Task description: From the first line to the last, write out the records exactly, leaving out images.

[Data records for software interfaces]
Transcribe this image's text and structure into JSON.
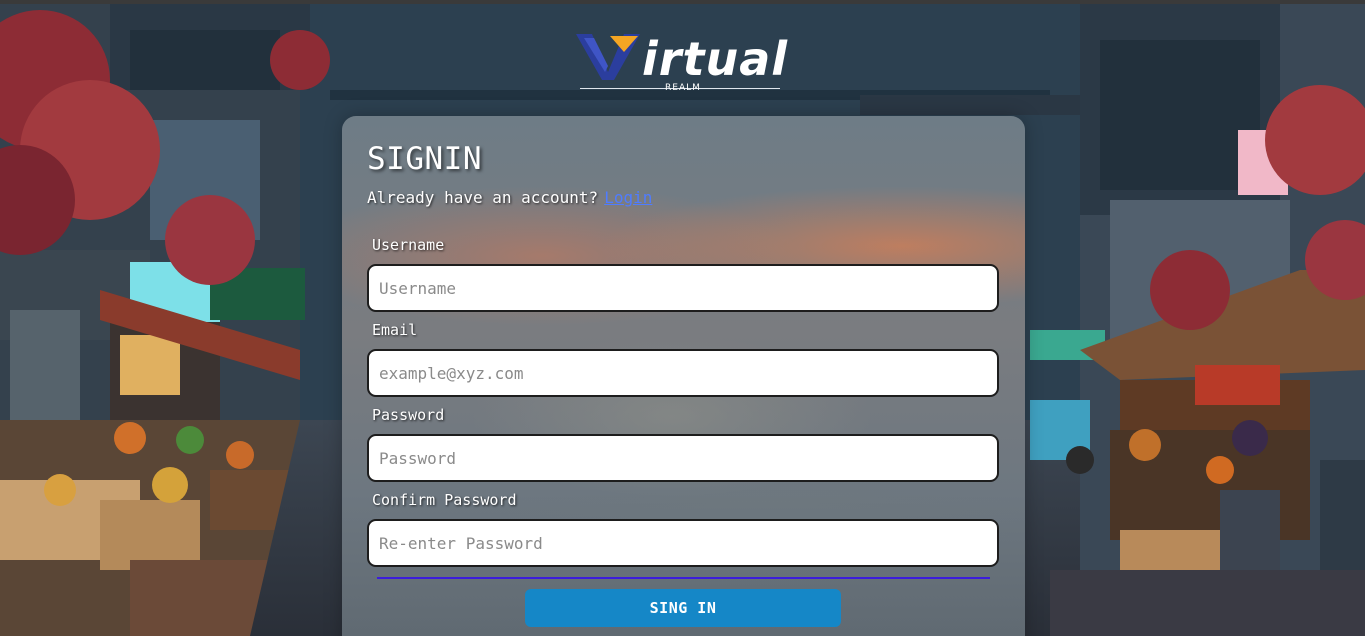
{
  "logo": {
    "wordmark": "irtual",
    "subtitle": "REALM",
    "mark_colors": {
      "v": "#2b3e9e",
      "accent": "#f5a623"
    }
  },
  "form": {
    "title": "SIGNIN",
    "subtitle_text": "Already have an account?",
    "login_link": "Login",
    "fields": [
      {
        "label": "Username",
        "placeholder": "Username",
        "value": ""
      },
      {
        "label": "Email",
        "placeholder": "example@xyz.com",
        "value": ""
      },
      {
        "label": "Password",
        "placeholder": "Password",
        "value": ""
      },
      {
        "label": "Confirm Password",
        "placeholder": "Re-enter Password",
        "value": ""
      }
    ],
    "submit_label": "SING IN"
  },
  "colors": {
    "button": "#1587c7",
    "link": "#4f7cff",
    "divider": "#3b1ddb"
  }
}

Response area:
Transcribe this image's text and structure into JSON.
{
  "logo": {
    "wordmark": "irtual",
    "subtitle": "REALM",
    "mark_colors": {
      "v": "#2b3e9e",
      "accent": "#f5a623"
    }
  },
  "form": {
    "title": "SIGNIN",
    "subtitle_text": "Already have an account?",
    "login_link": "Login",
    "fields": [
      {
        "label": "Username",
        "placeholder": "Username",
        "value": ""
      },
      {
        "label": "Email",
        "placeholder": "example@xyz.com",
        "value": ""
      },
      {
        "label": "Password",
        "placeholder": "Password",
        "value": ""
      },
      {
        "label": "Confirm Password",
        "placeholder": "Re-enter Password",
        "value": ""
      }
    ],
    "submit_label": "SING IN"
  },
  "colors": {
    "button": "#1587c7",
    "link": "#4f7cff",
    "divider": "#3b1ddb"
  }
}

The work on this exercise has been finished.